----- MATERIAL PROVIDED
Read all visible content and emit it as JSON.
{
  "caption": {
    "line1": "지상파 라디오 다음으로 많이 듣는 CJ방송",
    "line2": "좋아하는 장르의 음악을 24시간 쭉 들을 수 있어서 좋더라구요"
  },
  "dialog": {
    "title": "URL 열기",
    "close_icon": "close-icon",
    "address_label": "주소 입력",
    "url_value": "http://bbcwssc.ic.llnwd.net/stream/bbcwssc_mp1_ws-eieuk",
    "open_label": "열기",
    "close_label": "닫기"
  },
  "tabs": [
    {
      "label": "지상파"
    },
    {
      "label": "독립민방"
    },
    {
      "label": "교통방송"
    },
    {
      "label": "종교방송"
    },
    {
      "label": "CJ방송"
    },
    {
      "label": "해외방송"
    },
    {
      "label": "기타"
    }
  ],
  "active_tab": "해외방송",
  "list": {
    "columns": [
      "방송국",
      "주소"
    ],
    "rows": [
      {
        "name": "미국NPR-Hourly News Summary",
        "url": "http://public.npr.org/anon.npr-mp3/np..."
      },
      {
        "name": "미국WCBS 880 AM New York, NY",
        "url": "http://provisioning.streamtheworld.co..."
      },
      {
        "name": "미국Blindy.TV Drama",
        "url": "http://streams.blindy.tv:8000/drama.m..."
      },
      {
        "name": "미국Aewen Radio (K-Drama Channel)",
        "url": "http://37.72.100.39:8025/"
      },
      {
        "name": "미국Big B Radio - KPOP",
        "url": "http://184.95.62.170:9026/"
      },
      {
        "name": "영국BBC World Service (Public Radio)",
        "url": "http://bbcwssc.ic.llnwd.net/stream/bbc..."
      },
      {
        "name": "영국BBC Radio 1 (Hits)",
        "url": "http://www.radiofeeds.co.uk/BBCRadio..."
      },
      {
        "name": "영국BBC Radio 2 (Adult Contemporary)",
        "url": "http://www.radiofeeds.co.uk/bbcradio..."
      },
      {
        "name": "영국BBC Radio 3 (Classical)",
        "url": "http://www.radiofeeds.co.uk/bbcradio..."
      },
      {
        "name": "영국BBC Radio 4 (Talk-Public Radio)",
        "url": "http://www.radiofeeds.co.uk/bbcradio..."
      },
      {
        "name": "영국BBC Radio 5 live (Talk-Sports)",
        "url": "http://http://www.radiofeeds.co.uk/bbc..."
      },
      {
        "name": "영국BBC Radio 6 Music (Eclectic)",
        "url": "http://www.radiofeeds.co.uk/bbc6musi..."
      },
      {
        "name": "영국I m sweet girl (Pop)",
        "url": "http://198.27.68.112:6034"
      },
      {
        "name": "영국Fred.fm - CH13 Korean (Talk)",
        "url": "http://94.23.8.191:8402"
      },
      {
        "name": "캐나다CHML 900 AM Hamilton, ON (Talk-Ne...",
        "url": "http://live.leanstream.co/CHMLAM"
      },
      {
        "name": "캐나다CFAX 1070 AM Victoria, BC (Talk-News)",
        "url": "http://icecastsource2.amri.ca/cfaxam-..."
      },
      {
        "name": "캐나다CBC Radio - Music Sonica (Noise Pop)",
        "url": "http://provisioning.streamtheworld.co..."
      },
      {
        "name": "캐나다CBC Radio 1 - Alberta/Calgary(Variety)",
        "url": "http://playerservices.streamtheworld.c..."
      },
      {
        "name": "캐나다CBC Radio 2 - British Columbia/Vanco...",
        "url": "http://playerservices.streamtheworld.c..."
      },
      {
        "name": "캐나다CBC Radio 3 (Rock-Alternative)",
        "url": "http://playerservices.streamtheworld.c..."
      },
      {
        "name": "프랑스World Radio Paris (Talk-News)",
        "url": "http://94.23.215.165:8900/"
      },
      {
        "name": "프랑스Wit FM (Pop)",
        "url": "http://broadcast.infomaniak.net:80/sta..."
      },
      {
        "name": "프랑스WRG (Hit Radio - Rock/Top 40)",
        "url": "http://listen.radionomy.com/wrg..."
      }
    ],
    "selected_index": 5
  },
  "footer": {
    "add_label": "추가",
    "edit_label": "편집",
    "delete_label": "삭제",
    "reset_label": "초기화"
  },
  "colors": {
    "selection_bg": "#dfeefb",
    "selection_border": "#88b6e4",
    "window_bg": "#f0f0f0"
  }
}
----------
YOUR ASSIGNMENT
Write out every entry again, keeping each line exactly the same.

RESPONSE BOX
Read all visible content and emit it as JSON.
{
  "caption": {
    "line1": "지상파 라디오 다음으로 많이 듣는 CJ방송",
    "line2": "좋아하는 장르의 음악을 24시간 쭉 들을 수 있어서 좋더라구요"
  },
  "dialog": {
    "title": "URL 열기",
    "close_icon": "close-icon",
    "address_label": "주소 입력",
    "url_value": "http://bbcwssc.ic.llnwd.net/stream/bbcwssc_mp1_ws-eieuk",
    "open_label": "열기",
    "close_label": "닫기"
  },
  "tabs": [
    {
      "label": "지상파"
    },
    {
      "label": "독립민방"
    },
    {
      "label": "교통방송"
    },
    {
      "label": "종교방송"
    },
    {
      "label": "CJ방송"
    },
    {
      "label": "해외방송"
    },
    {
      "label": "기타"
    }
  ],
  "active_tab": "해외방송",
  "list": {
    "columns": [
      "방송국",
      "주소"
    ],
    "rows": [
      {
        "name": "미국NPR-Hourly News Summary",
        "url": "http://public.npr.org/anon.npr-mp3/np..."
      },
      {
        "name": "미국WCBS 880 AM New York, NY",
        "url": "http://provisioning.streamtheworld.co..."
      },
      {
        "name": "미국Blindy.TV Drama",
        "url": "http://streams.blindy.tv:8000/drama.m..."
      },
      {
        "name": "미국Aewen Radio (K-Drama Channel)",
        "url": "http://37.72.100.39:8025/"
      },
      {
        "name": "미국Big B Radio - KPOP",
        "url": "http://184.95.62.170:9026/"
      },
      {
        "name": "영국BBC World Service (Public Radio)",
        "url": "http://bbcwssc.ic.llnwd.net/stream/bbc..."
      },
      {
        "name": "영국BBC Radio 1 (Hits)",
        "url": "http://www.radiofeeds.co.uk/BBCRadio..."
      },
      {
        "name": "영국BBC Radio 2 (Adult Contemporary)",
        "url": "http://www.radiofeeds.co.uk/bbcradio..."
      },
      {
        "name": "영국BBC Radio 3 (Classical)",
        "url": "http://www.radiofeeds.co.uk/bbcradio..."
      },
      {
        "name": "영국BBC Radio 4 (Talk-Public Radio)",
        "url": "http://www.radiofeeds.co.uk/bbcradio..."
      },
      {
        "name": "영국BBC Radio 5 live (Talk-Sports)",
        "url": "http://http://www.radiofeeds.co.uk/bbc..."
      },
      {
        "name": "영국BBC Radio 6 Music (Eclectic)",
        "url": "http://www.radiofeeds.co.uk/bbc6musi..."
      },
      {
        "name": "영국I m sweet girl (Pop)",
        "url": "http://198.27.68.112:6034"
      },
      {
        "name": "영국Fred.fm - CH13 Korean (Talk)",
        "url": "http://94.23.8.191:8402"
      },
      {
        "name": "캐나다CHML 900 AM Hamilton, ON (Talk-Ne...",
        "url": "http://live.leanstream.co/CHMLAM"
      },
      {
        "name": "캐나다CFAX 1070 AM Victoria, BC (Talk-News)",
        "url": "http://icecastsource2.amri.ca/cfaxam-..."
      },
      {
        "name": "캐나다CBC Radio - Music Sonica (Noise Pop)",
        "url": "http://provisioning.streamtheworld.co..."
      },
      {
        "name": "캐나다CBC Radio 1 - Alberta/Calgary(Variety)",
        "url": "http://playerservices.streamtheworld.c..."
      },
      {
        "name": "캐나다CBC Radio 2 - British Columbia/Vanco...",
        "url": "http://playerservices.streamtheworld.c..."
      },
      {
        "name": "캐나다CBC Radio 3 (Rock-Alternative)",
        "url": "http://playerservices.streamtheworld.c..."
      },
      {
        "name": "프랑스World Radio Paris (Talk-News)",
        "url": "http://94.23.215.165:8900/"
      },
      {
        "name": "프랑스Wit FM (Pop)",
        "url": "http://broadcast.infomaniak.net:80/sta..."
      },
      {
        "name": "프랑스WRG (Hit Radio - Rock/Top 40)",
        "url": "http://listen.radionomy.com/wrg..."
      }
    ],
    "selected_index": 5
  },
  "footer": {
    "add_label": "추가",
    "edit_label": "편집",
    "delete_label": "삭제",
    "reset_label": "초기화"
  },
  "colors": {
    "selection_bg": "#dfeefb",
    "selection_border": "#88b6e4",
    "window_bg": "#f0f0f0"
  }
}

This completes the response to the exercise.